Read our review of the Audi A5 at Edmunds.com for pricing, specs, photos, safety ratings, incentives and local inventory of the A5.
Audi is known for its understated and modern approach to luxury and design. The Audi A5 certainly falls under that description, but infuses a whisper of alluring curves in a shapely form to set it apart from the rest. Inspired by the company's 2003 Nuvolari grand touring concept, the A5 is a slightly less practical but much sexier two-door alternative to mainstream luxury sedans. It boasts a standard fuel-efficient turbocharged engine, all-wheel drive, a refined interior and plenty of standard or optional luxury features.
It's an overall package that's hard to ignore and as an added bonus, more enthusiastic drivers can enjoy all of these positive attributes along with a significant performance increase in the Audi S5.
Current Audi A5 The Audi A5 coupe and convertible (cabriolet) is mechanically related to the A4. It is powered by a fuel-efficient turbocharged 2.0-liter four-cylinder (2.0T) that produces 220 horsepower and 258 pound-feet of torque. A six-speed manual is standard, with an eight-speed automatic optional. A key advantage for those who are subject to slippery weather conditions is the A5's all-wheel drive, which is standard on the coupe and optional on the Cabriolet. With a 40/60-percent front-to-rear power split, the Quattro system provides a close approximation of a rear-wheel-drive car's crisp handling dynamics along with the superior grip of all-wheel drive.
Those who value sophisticated design as much as performance will feel right at home in the Audi A5. The curvaceous silhouette, distinctive Audi one-piece grille and shapely tail end team up to create an extraordinarily appealing look. The Cabriolet may not have a retractable hardtop, but its insulated soft top lowers quickly and prevents the car from having an unflatteringly large rump like most hardtop convertibles.

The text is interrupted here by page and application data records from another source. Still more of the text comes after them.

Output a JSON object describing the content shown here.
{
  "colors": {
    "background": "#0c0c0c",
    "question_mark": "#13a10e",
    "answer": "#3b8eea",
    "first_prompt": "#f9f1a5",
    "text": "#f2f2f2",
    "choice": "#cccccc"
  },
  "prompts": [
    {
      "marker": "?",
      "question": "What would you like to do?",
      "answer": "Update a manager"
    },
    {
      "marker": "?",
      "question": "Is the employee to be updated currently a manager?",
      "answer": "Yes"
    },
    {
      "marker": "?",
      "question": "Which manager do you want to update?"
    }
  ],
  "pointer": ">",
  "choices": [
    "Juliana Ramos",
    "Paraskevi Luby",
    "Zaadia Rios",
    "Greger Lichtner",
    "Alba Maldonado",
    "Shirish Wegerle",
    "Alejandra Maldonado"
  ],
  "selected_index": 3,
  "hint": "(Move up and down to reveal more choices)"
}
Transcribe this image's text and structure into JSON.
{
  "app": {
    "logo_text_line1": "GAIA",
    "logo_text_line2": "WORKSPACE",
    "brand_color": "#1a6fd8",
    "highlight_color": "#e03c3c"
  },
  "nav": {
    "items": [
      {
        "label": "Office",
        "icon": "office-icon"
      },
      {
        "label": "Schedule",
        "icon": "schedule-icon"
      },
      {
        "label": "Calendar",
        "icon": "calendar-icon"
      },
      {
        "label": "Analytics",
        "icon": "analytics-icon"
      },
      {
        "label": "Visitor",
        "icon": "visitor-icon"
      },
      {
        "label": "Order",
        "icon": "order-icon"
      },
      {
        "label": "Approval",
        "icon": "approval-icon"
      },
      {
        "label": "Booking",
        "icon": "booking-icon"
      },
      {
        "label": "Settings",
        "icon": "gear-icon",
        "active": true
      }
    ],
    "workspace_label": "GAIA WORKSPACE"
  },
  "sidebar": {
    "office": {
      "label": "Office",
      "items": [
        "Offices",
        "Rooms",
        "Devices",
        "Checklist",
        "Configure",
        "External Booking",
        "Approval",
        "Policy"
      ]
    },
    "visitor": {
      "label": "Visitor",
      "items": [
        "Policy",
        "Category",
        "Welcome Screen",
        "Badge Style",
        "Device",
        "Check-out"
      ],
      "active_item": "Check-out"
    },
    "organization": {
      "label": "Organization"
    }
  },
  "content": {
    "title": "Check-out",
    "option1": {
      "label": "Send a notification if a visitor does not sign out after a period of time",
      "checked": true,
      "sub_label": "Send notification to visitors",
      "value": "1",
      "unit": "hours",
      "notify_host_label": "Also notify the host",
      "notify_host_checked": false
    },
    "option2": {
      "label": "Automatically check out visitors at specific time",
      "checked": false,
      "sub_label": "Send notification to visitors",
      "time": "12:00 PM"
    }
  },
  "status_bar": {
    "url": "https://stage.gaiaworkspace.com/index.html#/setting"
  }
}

Inside the A5's handsome four-place cabin are first-rate interior materials along with multi-adjustable front seats that offer daylong touring comfort along with ample support during spirited driving. The back offers seating for two, though most folks can expect a fairly tight fit. The coupe's reasonably sized trunk offers 12.2 cubic feet of space, and the rear seat flips down to accommodate even more cargo. The Cabriolet's trunk is reasonably sized for a convertible at 10.2 cubic feet and, unlike with retractable hardtops, that space remains the same top up or down.
In reviews, we found the 2.0T engine to be more than enough to motivate this slinky sport coupe. Dynamically, the A5 is more like a grand touring coupe than a slick-handling sport coupe, with an emphasis placed on ride comfort. Buyers can add the optional sport-tuned suspension to sharpen the handling, though this admittedly comes at the expense of ride quality.
Overall, the Audi A5 is a solid choice even with tough competition such as the BMW 4 Series and Infiniti Q60, as well as the coupe-only Mercedes-Benz C-Class. But anyone desiring a coupe or convertible that provides a pleasing blend of style, performance and all-wheel-drive security would do well to check out the A5.
Used Audi A5 Models The A5 was introduced for the 2008 model year as a coupe only, with a 3.2-liter V6 as the lone engine choice. The six-speed manual was standard and the six-speed automatic was optional. The following year adaptive cruise control and the Audi Drive Select system debuted. The cabriolet and 2.0T engine were introduced for 2010, as were a revised MMI electronics interface and navigation system. Â
For 2011 the V6 was dropped and the six-speed automatic was replaced with an eight-speed unit. A styling refresh took place the following year, when available WiFi capability and a switch from hydraulic to electric power steering assist also took place. Apart from having slightly less power (211 hp versus 220 hp) and a few minor differences in standard equipment, these latter-day A5s are similar to the current version.